_Input data_
▬▬▬▬▬▬

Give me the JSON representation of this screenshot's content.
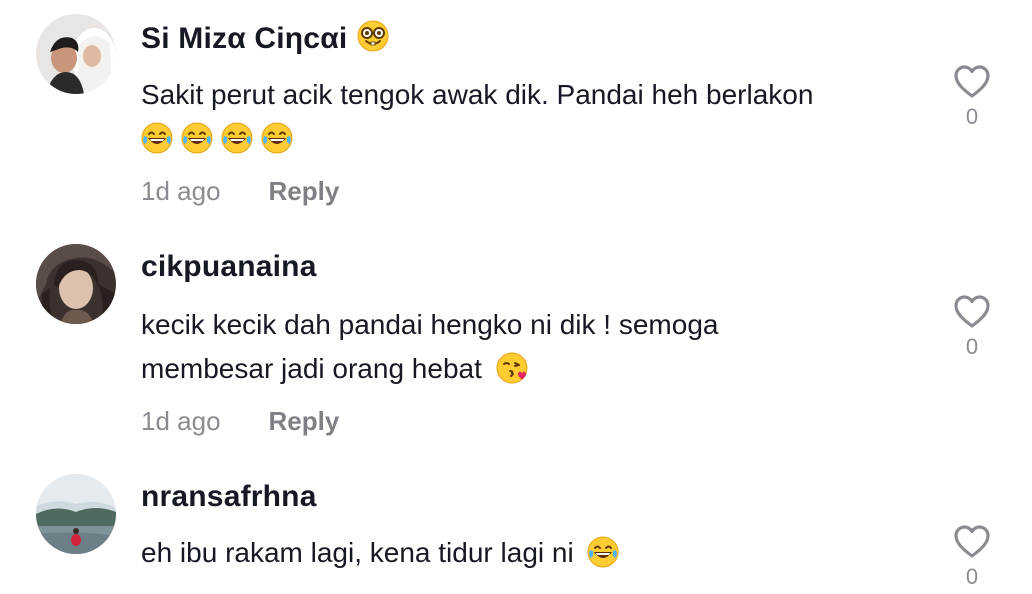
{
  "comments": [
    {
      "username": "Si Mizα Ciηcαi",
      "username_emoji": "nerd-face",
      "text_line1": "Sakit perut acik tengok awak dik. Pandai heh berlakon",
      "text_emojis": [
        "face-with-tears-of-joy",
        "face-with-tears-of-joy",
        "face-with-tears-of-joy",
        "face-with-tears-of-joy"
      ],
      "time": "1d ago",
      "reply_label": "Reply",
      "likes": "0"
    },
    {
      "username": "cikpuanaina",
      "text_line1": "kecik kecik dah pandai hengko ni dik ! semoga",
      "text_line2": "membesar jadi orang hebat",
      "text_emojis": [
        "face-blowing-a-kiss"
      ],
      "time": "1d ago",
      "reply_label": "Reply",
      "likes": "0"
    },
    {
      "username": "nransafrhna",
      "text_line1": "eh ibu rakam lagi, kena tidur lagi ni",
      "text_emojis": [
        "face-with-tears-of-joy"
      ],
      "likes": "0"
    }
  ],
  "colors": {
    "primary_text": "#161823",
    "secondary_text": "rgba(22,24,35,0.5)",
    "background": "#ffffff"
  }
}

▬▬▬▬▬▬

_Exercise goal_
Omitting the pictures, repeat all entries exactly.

_Result of the exercise_
Give me the JSON representation of this screenshot's content.
{
  "comments": [
    {
      "username": "Si Mizα Ciηcαi",
      "username_emoji": "nerd-face",
      "text_line1": "Sakit perut acik tengok awak dik. Pandai heh berlakon",
      "text_emojis": [
        "face-with-tears-of-joy",
        "face-with-tears-of-joy",
        "face-with-tears-of-joy",
        "face-with-tears-of-joy"
      ],
      "time": "1d ago",
      "reply_label": "Reply",
      "likes": "0"
    },
    {
      "username": "cikpuanaina",
      "text_line1": "kecik kecik dah pandai hengko ni dik ! semoga",
      "text_line2": "membesar jadi orang hebat",
      "text_emojis": [
        "face-blowing-a-kiss"
      ],
      "time": "1d ago",
      "reply_label": "Reply",
      "likes": "0"
    },
    {
      "username": "nransafrhna",
      "text_line1": "eh ibu rakam lagi, kena tidur lagi ni",
      "text_emojis": [
        "face-with-tears-of-joy"
      ],
      "likes": "0"
    }
  ],
  "colors": {
    "primary_text": "#161823",
    "secondary_text": "rgba(22,24,35,0.5)",
    "background": "#ffffff"
  }
}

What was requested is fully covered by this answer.